Repeat the data that follows, word for word, without the images.
(Beginning of Information supplied)
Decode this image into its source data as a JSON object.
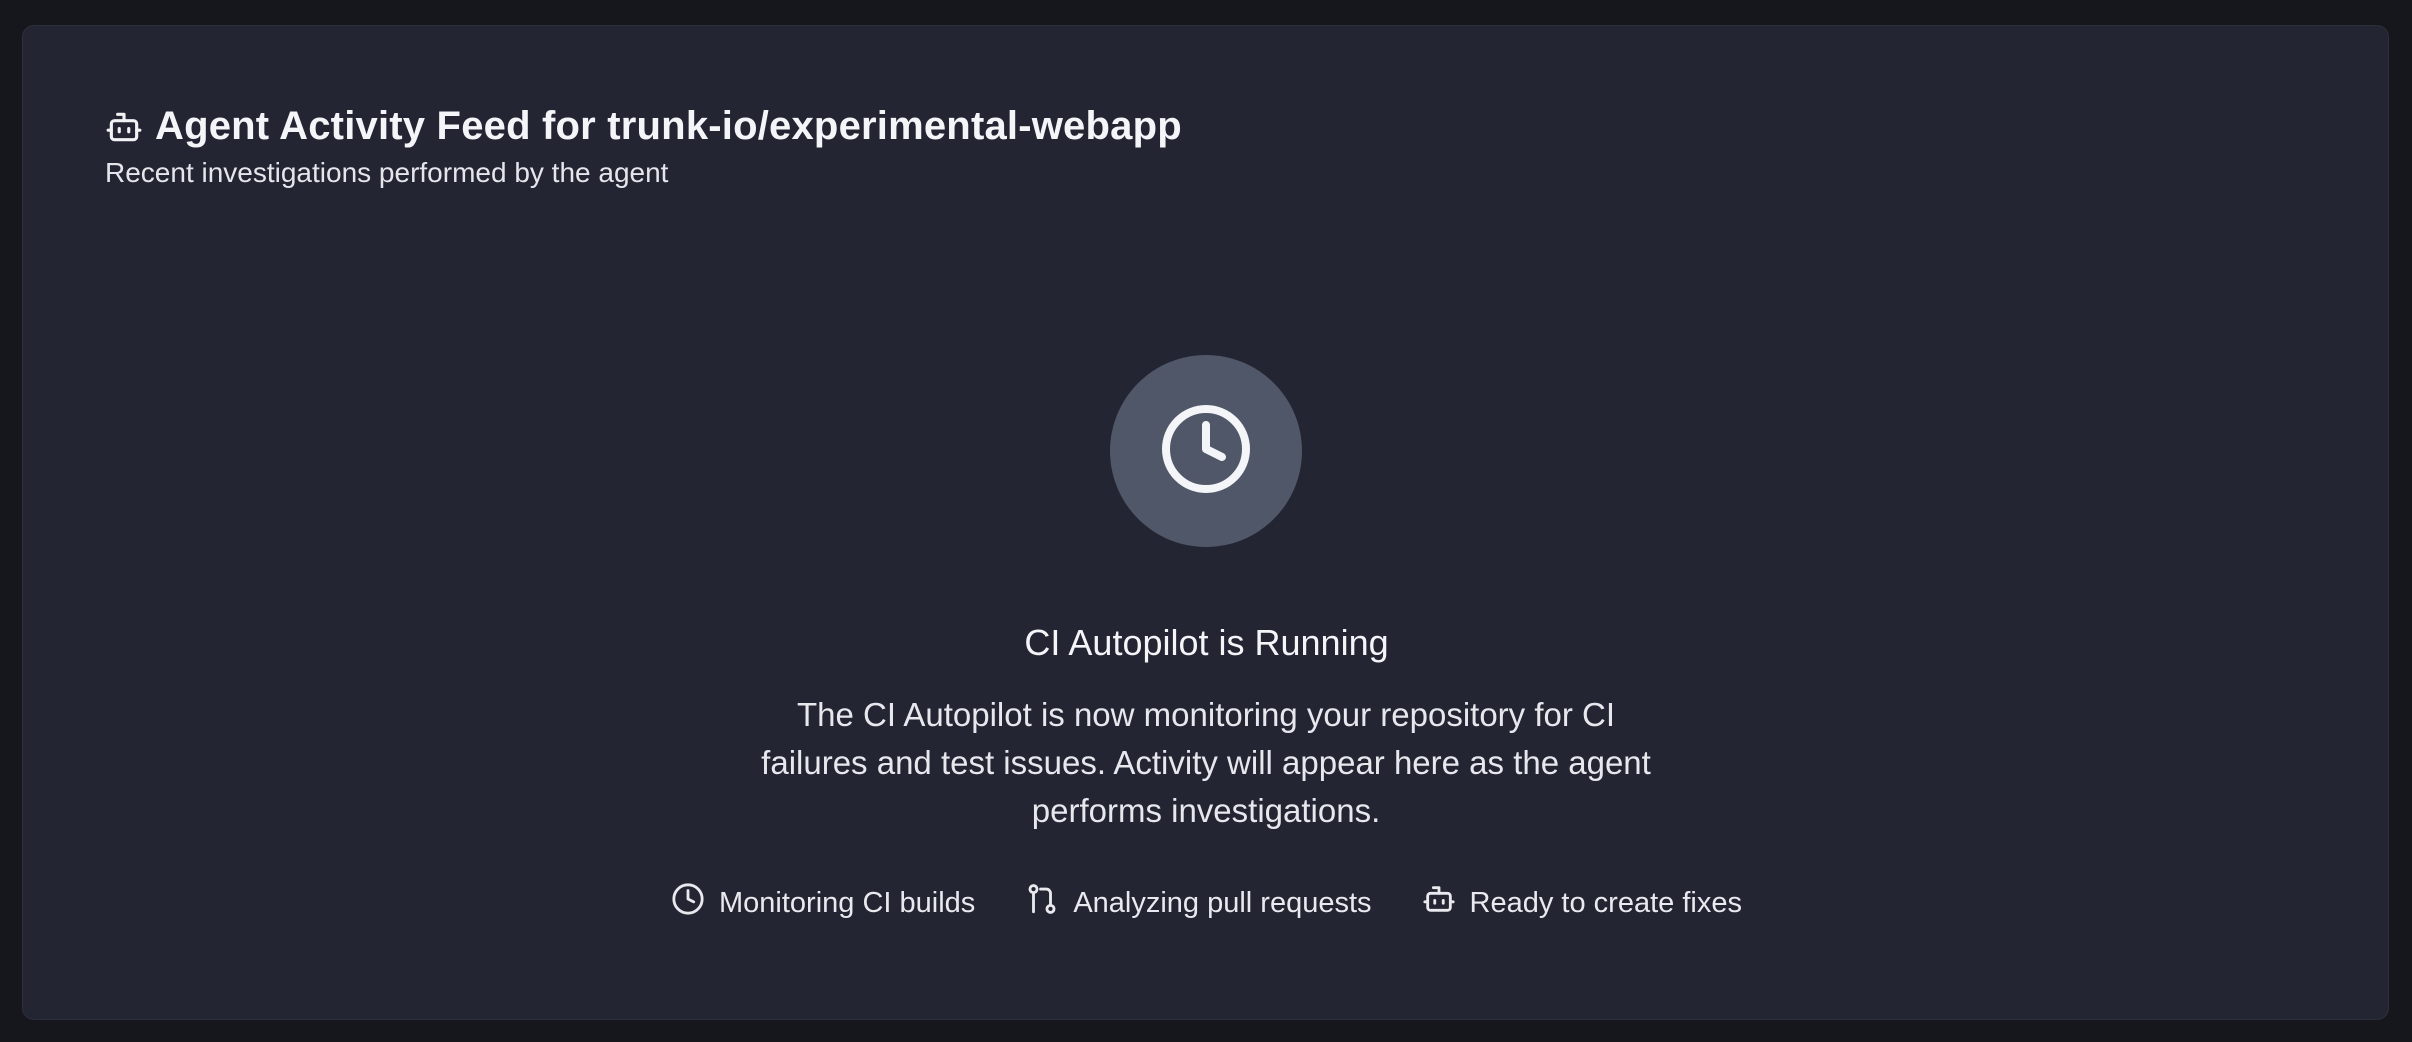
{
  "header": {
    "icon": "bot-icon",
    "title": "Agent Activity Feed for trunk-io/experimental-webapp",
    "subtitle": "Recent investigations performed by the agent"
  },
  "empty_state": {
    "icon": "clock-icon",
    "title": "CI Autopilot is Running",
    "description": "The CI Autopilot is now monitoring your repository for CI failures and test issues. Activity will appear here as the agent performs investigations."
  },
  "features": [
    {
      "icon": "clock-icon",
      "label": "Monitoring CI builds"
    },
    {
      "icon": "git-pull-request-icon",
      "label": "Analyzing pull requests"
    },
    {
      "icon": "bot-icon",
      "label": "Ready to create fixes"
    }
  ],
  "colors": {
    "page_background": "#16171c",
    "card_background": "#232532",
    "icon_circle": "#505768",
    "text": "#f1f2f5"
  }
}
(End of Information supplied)
Exercise output:
Decode this image into its source data as a JSON object.
{
  "header": {
    "icon": "bot-icon",
    "title": "Agent Activity Feed for trunk-io/experimental-webapp",
    "subtitle": "Recent investigations performed by the agent"
  },
  "empty_state": {
    "icon": "clock-icon",
    "title": "CI Autopilot is Running",
    "description": "The CI Autopilot is now monitoring your repository for CI failures and test issues. Activity will appear here as the agent performs investigations."
  },
  "features": [
    {
      "icon": "clock-icon",
      "label": "Monitoring CI builds"
    },
    {
      "icon": "git-pull-request-icon",
      "label": "Analyzing pull requests"
    },
    {
      "icon": "bot-icon",
      "label": "Ready to create fixes"
    }
  ],
  "colors": {
    "page_background": "#16171c",
    "card_background": "#232532",
    "icon_circle": "#505768",
    "text": "#f1f2f5"
  }
}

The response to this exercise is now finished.